Court ruling strengthens energy industry

Pfluger, TXOGA, TIPRO say decision weakens power-drunk agencies

FILE - The U.S. Supreme Court is seen, April 25, 2024, in Washington. (AP Photo/Mariam Zuhaib, File)

Congressman August Pfluger has been joined by the Texas Oil & Gas and Texas Independent Producers & Royalty Owners associations in hailing a U.S. Supreme Court decision that overruled the so-called Chevron Doctrine, which had required courts to defer to the legal interpretations of federal regulatory agencies.

“The unelected administrative state has been running roughshod over Congress for decades, implementing burdensome rules and regulations on American industries, especially the oil and gas business,” Pfluger said from Washington, D.C. “The Supreme Court’s decision to return the power to Congress is the beginning of the end for the administrative state.

“I will soon introduce legislation to outline clear next steps toward restoring the lawmaking and oversight power of Congress.”

TXOGA President Todd Staples said regulatory certainty is essential to continue to attract jobs and capital to Texas and the United States and for the oil and natural gas industry to provide the indispensable energy that fuels modern life.

“Sound, science-based decisions should be the standard and not political agendas,” Staples said from Austin.

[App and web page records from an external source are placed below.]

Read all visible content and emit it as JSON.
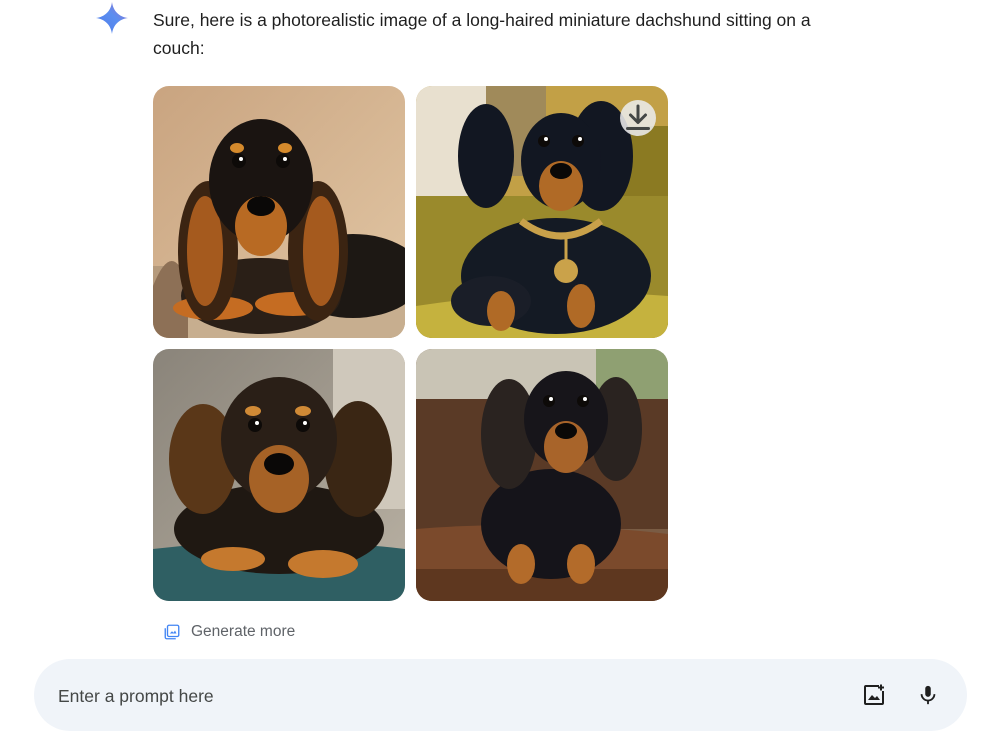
{
  "response": {
    "icon": "gemini-sparkle-icon",
    "text": "Sure, here is a photorealistic image of a long-haired miniature dachshund sitting on a couch:"
  },
  "images": [
    {
      "icon": "dachshund-image",
      "index": 1
    },
    {
      "icon": "dachshund-image",
      "index": 2,
      "overlay_icon": "download-icon"
    },
    {
      "icon": "dachshund-image",
      "index": 3
    },
    {
      "icon": "dachshund-image",
      "index": 4
    }
  ],
  "generate_more": {
    "label": "Generate more",
    "icon": "image-stack-icon"
  },
  "prompt": {
    "placeholder": "Enter a prompt here",
    "value": "",
    "upload_icon": "add-image-icon",
    "mic_icon": "microphone-icon"
  },
  "colors": {
    "accent_blue": "#4285f4",
    "prompt_bar_bg": "#f0f4f9",
    "muted_text": "#5f6368"
  }
}
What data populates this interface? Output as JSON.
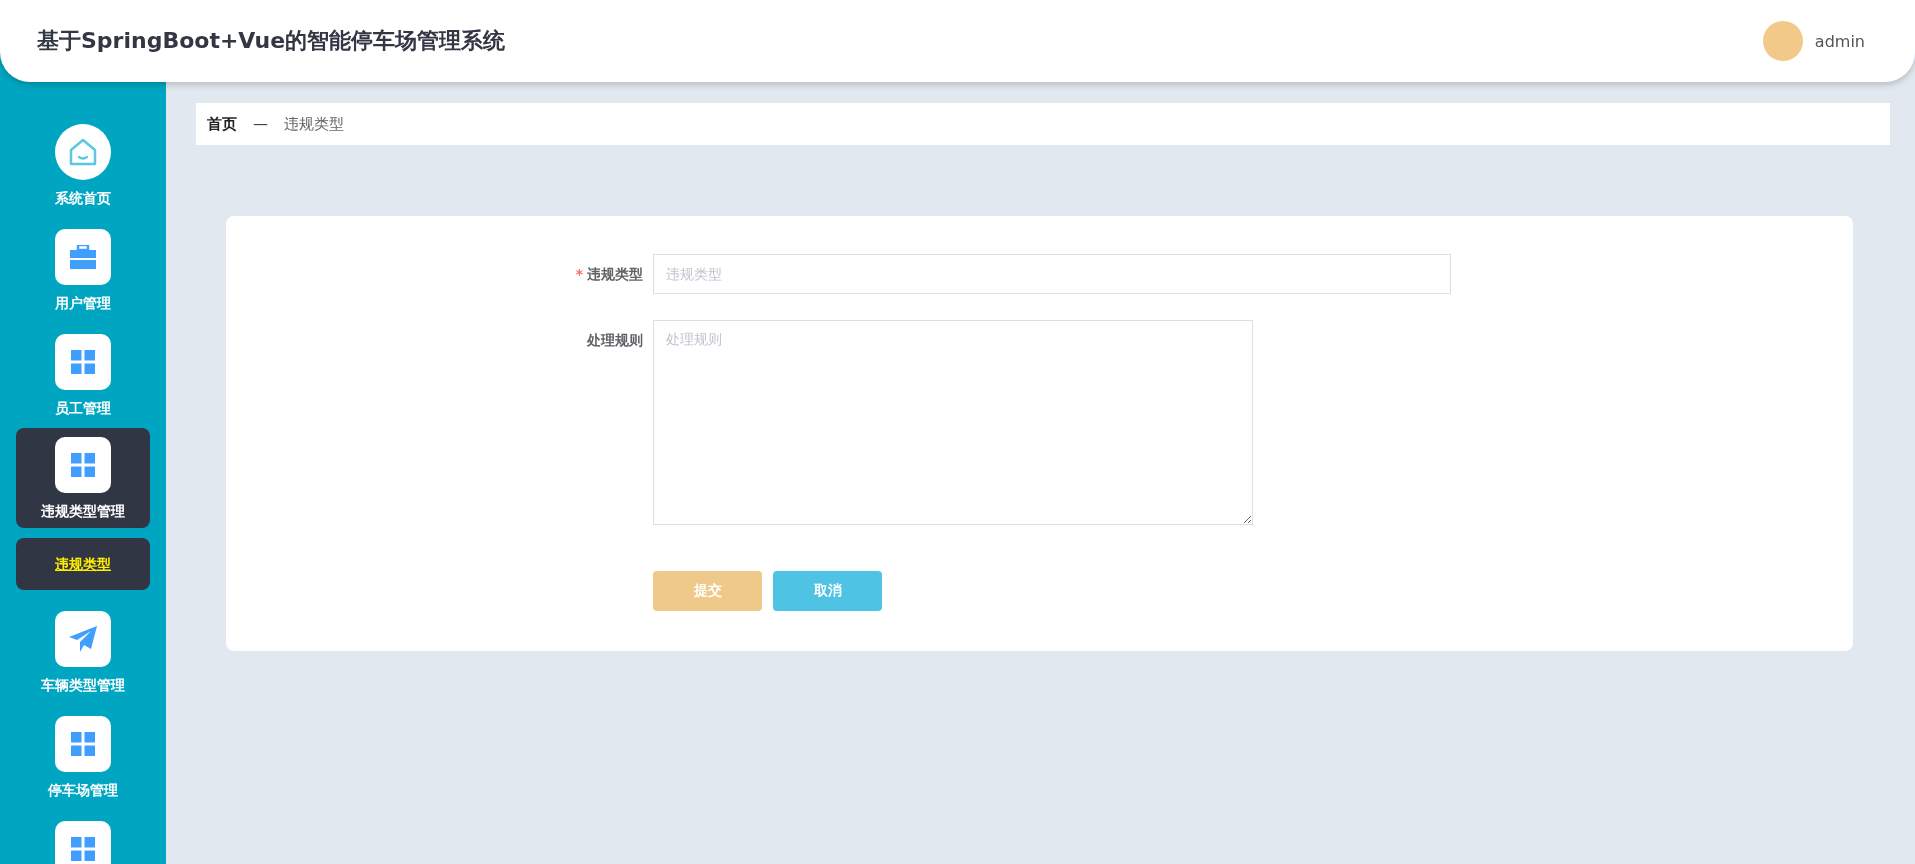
{
  "header": {
    "title": "基于SpringBoot+Vue的智能停车场管理系统",
    "user": "admin"
  },
  "sidebar": {
    "items": [
      {
        "label": "系统首页",
        "expanded": false
      },
      {
        "label": "用户管理",
        "expanded": false
      },
      {
        "label": "员工管理",
        "expanded": false
      },
      {
        "label": "违规类型管理",
        "expanded": true,
        "children": [
          {
            "label": "违规类型",
            "selected": true
          }
        ]
      },
      {
        "label": "车辆类型管理",
        "expanded": false
      },
      {
        "label": "停车场管理",
        "expanded": false
      },
      {
        "expanded": false
      }
    ]
  },
  "breadcrumb": [
    "首页",
    "—",
    "违规类型"
  ],
  "form": {
    "fields": [
      {
        "kind": "input",
        "required_mark": "*",
        "label": "违规类型",
        "placeholder": "违规类型"
      },
      {
        "kind": "textarea",
        "label": "处理规则",
        "placeholder": "处理规则"
      }
    ],
    "buttons": [
      {
        "kind": "submit",
        "label": "提交"
      },
      {
        "kind": "cancel",
        "label": "取消"
      }
    ]
  }
}
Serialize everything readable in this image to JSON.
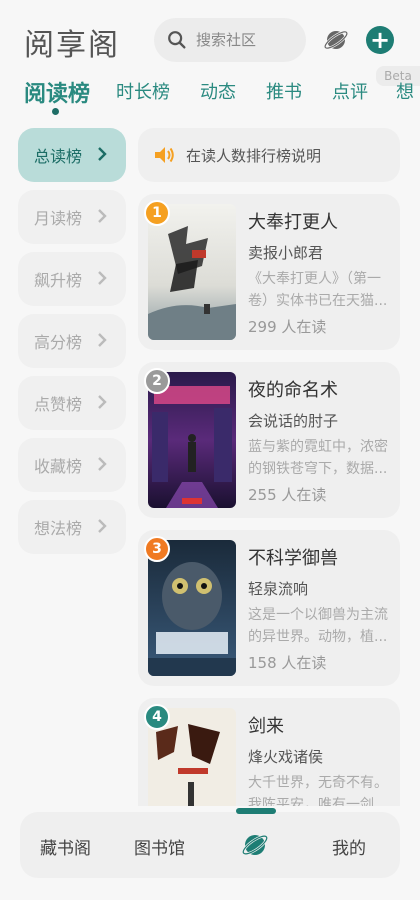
{
  "header": {
    "title": "阅享阁",
    "search_placeholder": "搜索社区",
    "beta_label": "Beta"
  },
  "tabs": [
    {
      "label": "阅读榜",
      "active": true
    },
    {
      "label": "时长榜",
      "active": false
    },
    {
      "label": "动态",
      "active": false
    },
    {
      "label": "推书",
      "active": false
    },
    {
      "label": "点评",
      "active": false
    },
    {
      "label": "想",
      "active": false
    }
  ],
  "sidebar": {
    "items": [
      {
        "label": "总读榜",
        "active": true
      },
      {
        "label": "月读榜",
        "active": false
      },
      {
        "label": "飙升榜",
        "active": false
      },
      {
        "label": "高分榜",
        "active": false
      },
      {
        "label": "点赞榜",
        "active": false
      },
      {
        "label": "收藏榜",
        "active": false
      },
      {
        "label": "想法榜",
        "active": false
      }
    ]
  },
  "notice": {
    "text": "在读人数排行榜说明"
  },
  "books": [
    {
      "rank": "1",
      "title": "大奉打更人",
      "author": "卖报小郎君",
      "desc": "《大奉打更人》（第一卷）实体书已在天猫...",
      "readers": "299 人在读",
      "rank_color": "#f5a021"
    },
    {
      "rank": "2",
      "title": "夜的命名术",
      "author": "会说话的肘子",
      "desc": "蓝与紫的霓虹中，浓密的钢铁苍穹下，数据...",
      "readers": "255 人在读",
      "rank_color": "#9a9a9a"
    },
    {
      "rank": "3",
      "title": "不科学御兽",
      "author": "轻泉流响",
      "desc": "这是一个以御兽为主流的异世界。动物，植...",
      "readers": "158 人在读",
      "rank_color": "#f07a22"
    },
    {
      "rank": "4",
      "title": "剑来",
      "author": "烽火戏诸侯",
      "desc": "大千世界，无奇不有。我陈平安，唯有一剑...",
      "readers": "",
      "rank_color": "#2a8a80"
    }
  ],
  "bottom_nav": {
    "items": [
      {
        "label": "藏书阁"
      },
      {
        "label": "图书馆"
      },
      {
        "label": ""
      },
      {
        "label": "我的"
      }
    ]
  },
  "colors": {
    "accent": "#1e7d74",
    "active_side_bg": "#b9dcd9"
  }
}
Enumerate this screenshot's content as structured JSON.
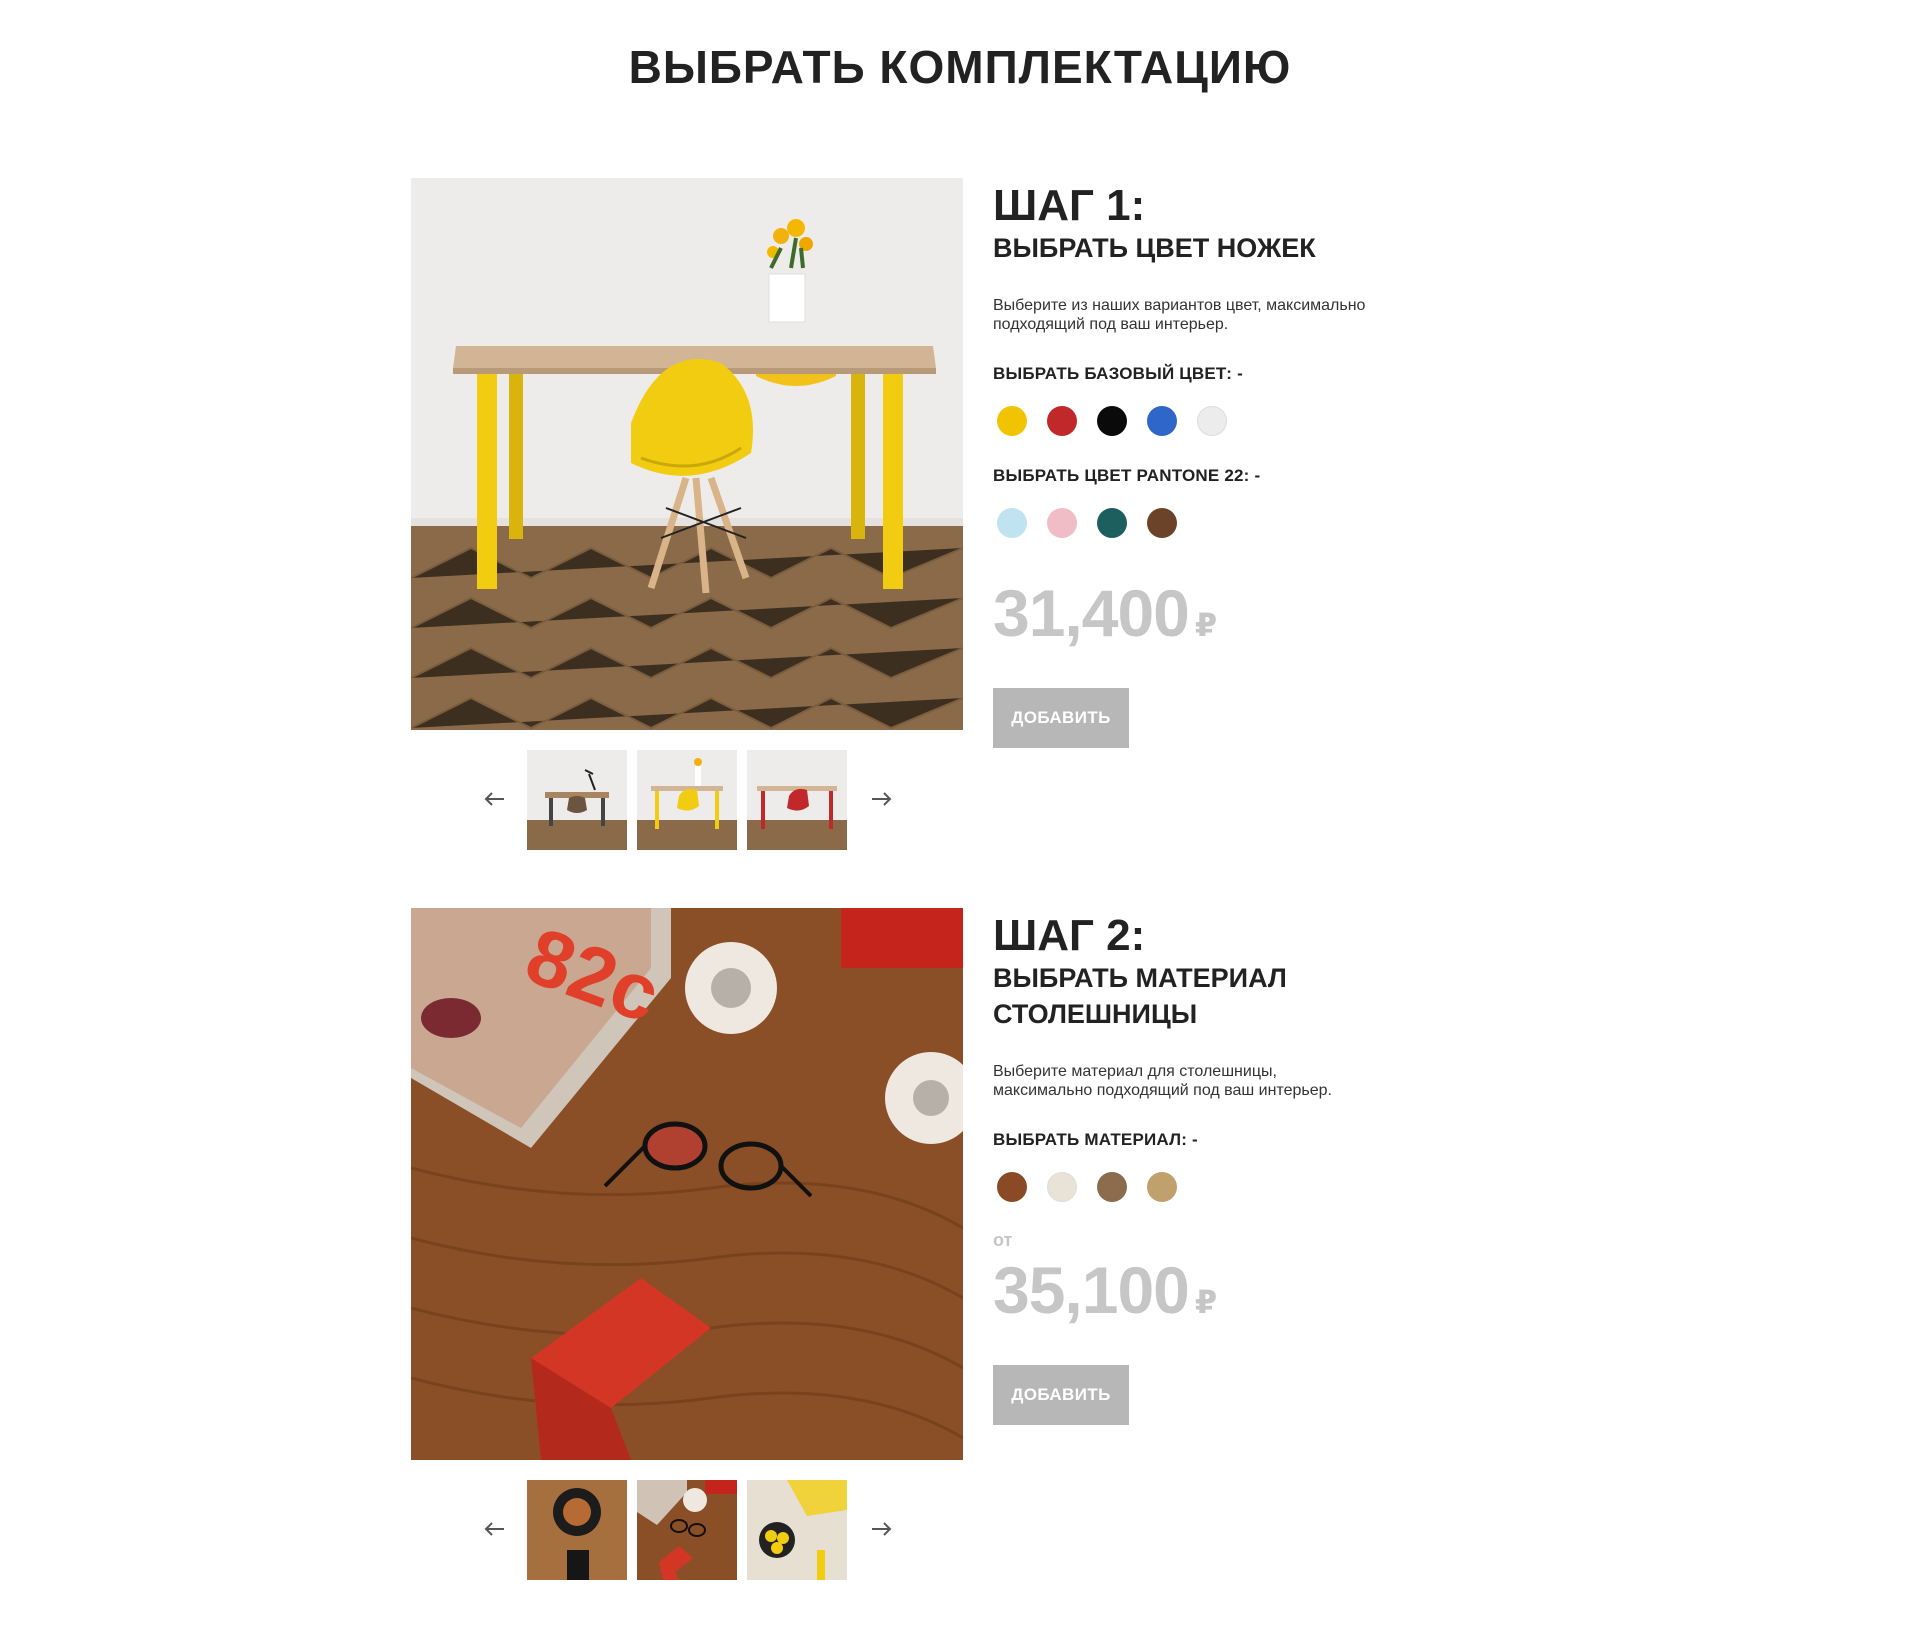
{
  "page": {
    "title": "ВЫБРАТЬ КОМПЛЕКТАЦИЮ"
  },
  "steps": [
    {
      "number": "ШАГ 1:",
      "subtitle": "ВЫБРАТЬ ЦВЕТ НОЖЕК",
      "description": "Выберите из наших вариантов цвет, максимально подходящий под ваш интерьер.",
      "groups": [
        {
          "label": "ВЫБРАТЬ БАЗОВЫЙ ЦВЕТ: -",
          "colors": [
            "#f0c400",
            "#c0282a",
            "#0a0a0a",
            "#2f67c8",
            "#ececec"
          ]
        },
        {
          "label": "ВЫБРАТЬ ЦВЕТ PANTONE 22: -",
          "colors": [
            "#bfe3f0",
            "#f0bcc6",
            "#1d5e5f",
            "#6b4328"
          ]
        }
      ],
      "price_from": "",
      "price": "31,400",
      "currency": "₽",
      "button": "ДОБАВИТЬ"
    },
    {
      "number": "ШАГ 2:",
      "subtitle": "ВЫБРАТЬ МАТЕРИАЛ СТОЛЕШНИЦЫ",
      "description": "Выберите материал для столешницы, максимально подходящий под ваш интерьер.",
      "groups": [
        {
          "label": "ВЫБРАТЬ МАТЕРИАЛ: -",
          "colors": [
            "#8a4a26",
            "#e8e3d6",
            "#8c6c4c",
            "#c0a06c"
          ]
        }
      ],
      "price_from": "от",
      "price": "35,100",
      "currency": "₽",
      "button": "ДОБАВИТЬ"
    }
  ],
  "icons": {
    "prev": "arrow-left-icon",
    "next": "arrow-right-icon"
  },
  "colors": {
    "price": "#c6c6c6",
    "button": "#b7b7b7",
    "text": "#222222"
  }
}
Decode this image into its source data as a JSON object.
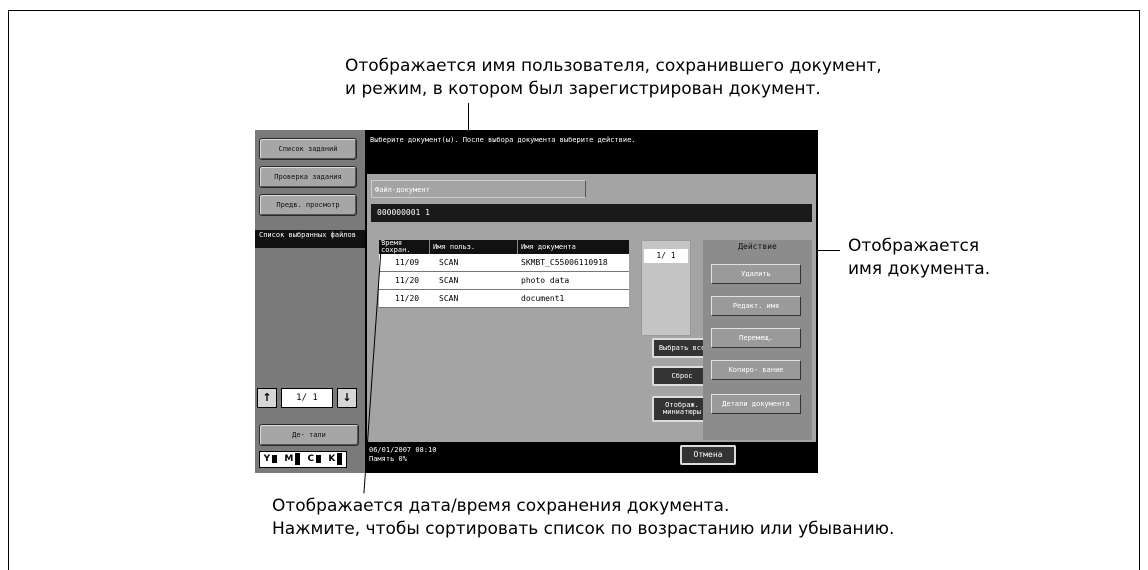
{
  "callouts": {
    "top_line1": "Отображается имя пользователя, сохранившего документ,",
    "top_line2": "и режим, в котором был зарегистрирован документ.",
    "right_line1": "Отображается",
    "right_line2": "имя документа.",
    "bottom_line1": "Отображается дата/время сохранения документа.",
    "bottom_line2": "Нажмите, чтобы сортировать список по возрастанию или убыванию."
  },
  "sidebar": {
    "buttons": [
      "Список заданий",
      "Проверка задания",
      "Предв. просмотр"
    ],
    "section_label": "Список выбранных файлов",
    "pager_value": "1/ 1",
    "details_label": "Де- тали",
    "toner": [
      "Y",
      "M",
      "C",
      "K"
    ]
  },
  "message": "Выберите документ(ы). После выбора документа выберите действие.",
  "panel": {
    "title": "Файл-документ",
    "path": "000000001  1"
  },
  "table": {
    "headers": [
      "Время сохран.",
      "Имя польз.",
      "Имя документа"
    ],
    "rows": [
      {
        "time": "11/09",
        "user": "SCAN",
        "name": "SKMBT_C55006110918"
      },
      {
        "time": "11/20",
        "user": "SCAN",
        "name": "photo data"
      },
      {
        "time": "11/20",
        "user": "SCAN",
        "name": "document1"
      }
    ]
  },
  "page_indicator": "1/  1",
  "middle_buttons": [
    "Выбрать все",
    "Сброс",
    "Отображ. миниатюры"
  ],
  "actions": {
    "title": "Действие",
    "buttons": [
      "Удалить",
      "Редакт. имя",
      "Перемещ.",
      "Копиро- вание",
      "Детали документа"
    ]
  },
  "status": {
    "datetime": "06/01/2007   08:10",
    "memory": "Память          0%"
  },
  "cancel_label": "Отмена"
}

TIPRO President Ed Loganecker said last Friday’s landmark ruling will rein in an administrative state that had become too powerful in advancing regulations.

“Federal agencies have clearly taken the Chevron deference too far by implementing their own de facto laws, which can be devastating to entire industry sectors if left unchecked, including oil and natural gas,” Longanecker said. “This decision will help to rebalance power between agencies and the courts.

“We also commend Congressman August Pfluger for his focus and work on this critically important issue.”

The 1984 decision in Chevron vs. National Resources Defense Council involved a challenge to a regulation enacted by the Environmental Protection Agency under the Clean Air Act.

The court’s 6-3 ruling said courts must exercise their independent judgment in deciding whether an agency has acted within its statutory authority as the Administrative Procedure Act requires.

The case had required courts to defer to an agency’s interpretation of laws passed by Congress if it was reasonable and conservative legal scholars and some judges had said the courts were abdicating their responsibility to interpret the law.

The case that led to the court’s reevaluation of the Chevron Doctrine stemmed from a 2020 federal regulation that required the owners of vessels in the Atlantic herring fishery to pay for monitors while they were at sea, according to CBS News.

The federal government had prevailed in legal challenges and fishing companies had asked the Supreme Court to overrule the Chevron ruling.

The Biden administration urged the Supreme Court to leave Chevron deference intact, calling it a “bedrock principle of administrative law,” and Justice Department lawyers argued that the framework allowed experts at federal agencies to interpret statutes because they, not judges, were better suited to respond to ambiguities in a law.